It is clear that Turkey is not seeking to replace NATO with the SCO; only use its treaties and alliances for the benefit of its nation.
Turkey and the SCO
June 2002, the SCO Charter was adopted at the SCO summit in St. Petersburg, Russia. Fifteen (15) years later the SCO Charter represents significant efforts of cooperation between some of the most powerful countries in the world and their allies and trade partners. At the 2017 SCO Summit in Astana, the SCO Secretary-General, Rashid Alimov, stated, “the Shanghai Cooperation Organization has passed the test of time, and millions of people around the world have embraced the principles of the Shanghai Spirit… The SCO continues to increase its involvement in global affairs. Cooperation with the UN and other international organizations and associations has risen to a new level…”
January 2013, then Turkish Prime Minister Recep Tayyip Erdogan (2018 president) stated, “SCO is much better and much more powerful (than the EU). Pakistan wants in. India wants in as well.” At the 17th SCO Summit, June 2017, India and Pakistan were granted full membership. Turkey remained 1 of 6 dialogue partners; in addition there are 4 observer states – the United States has been denied this status. The SCO has been expanding into the Middle East and currently represents (2018) over 45% of the world’s population.
Turkey has been an SCO dialogue partner since 2012 and has sought observer status or full member status since 2013. Although Turkey contains several NATO military facilities; the SCO is not a substitute, but a chance to gain more economic and political support. China had evaded Turkey’s interest in membership until about May 2017 when Yu Hongyang, the Chinese Ambassador to Turkey, told Anadolu Agency that his government was prepared to support a Turkish SCO application, saying “China, which understands Turkey’s intention of becoming a member of the SCO, is ready for Turkey’s membership… in consultation with other member countries.”
According to xinhuanet.com News source from Istanbul, late 2016, Yaser Yakis, a former Turkish foreign minister said, “The chances for Turkey to be upgraded to the observer status in the Shanghai Cooperation Organization seem to be stronger now than they were several months ago.” This came after President Erdogan said, ‘Why shouldn’t Turkey be in the Shanghai Five?’
November 2016, it was announced that Turkey would chair the SCO Energy Club meeting. It became the first non-SCO member state to do so. This showed Russia and China’s support towards Turkey.

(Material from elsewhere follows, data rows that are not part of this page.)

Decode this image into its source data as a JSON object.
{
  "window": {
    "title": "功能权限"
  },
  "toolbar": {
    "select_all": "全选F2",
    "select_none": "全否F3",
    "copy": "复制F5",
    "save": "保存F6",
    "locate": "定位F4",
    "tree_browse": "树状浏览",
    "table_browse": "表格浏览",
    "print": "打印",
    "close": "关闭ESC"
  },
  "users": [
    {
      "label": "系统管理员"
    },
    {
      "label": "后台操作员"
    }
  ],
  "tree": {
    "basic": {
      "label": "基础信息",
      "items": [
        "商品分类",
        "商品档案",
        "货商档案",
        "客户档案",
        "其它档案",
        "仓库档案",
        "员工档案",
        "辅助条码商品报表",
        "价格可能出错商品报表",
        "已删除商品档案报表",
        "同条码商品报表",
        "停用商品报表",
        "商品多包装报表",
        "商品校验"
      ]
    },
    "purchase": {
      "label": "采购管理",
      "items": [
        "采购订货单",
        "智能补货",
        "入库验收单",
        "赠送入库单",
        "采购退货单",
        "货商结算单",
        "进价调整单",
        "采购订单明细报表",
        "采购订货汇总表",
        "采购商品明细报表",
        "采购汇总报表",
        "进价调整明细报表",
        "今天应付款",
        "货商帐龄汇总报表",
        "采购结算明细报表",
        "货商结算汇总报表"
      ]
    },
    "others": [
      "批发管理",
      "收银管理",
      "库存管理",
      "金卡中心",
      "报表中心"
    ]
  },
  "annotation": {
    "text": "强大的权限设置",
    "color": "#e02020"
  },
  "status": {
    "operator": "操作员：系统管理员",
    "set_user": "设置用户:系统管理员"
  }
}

A foreign ministers meeting of the SCO was held before the June Summit on April 24. India did not support China’s Belt and Road infrastructure project which like the old Silk Road would connect China to the rest of Asia. China is currently working on its $57 billion China-Pakistan Economic Corridor project. Regardless of the Belt and Road project, the SCO continues to show it economic, political and even military power through many joint operations.
The 2018 SCO Summit will be held in June in Qingdao, China. Be assured that Turkey and other dialogue partners, such as Azerbaijan (became a dialogue partner March 2016) will be looking to expand their roles in the SCO.
For more on the SCO and their timeline: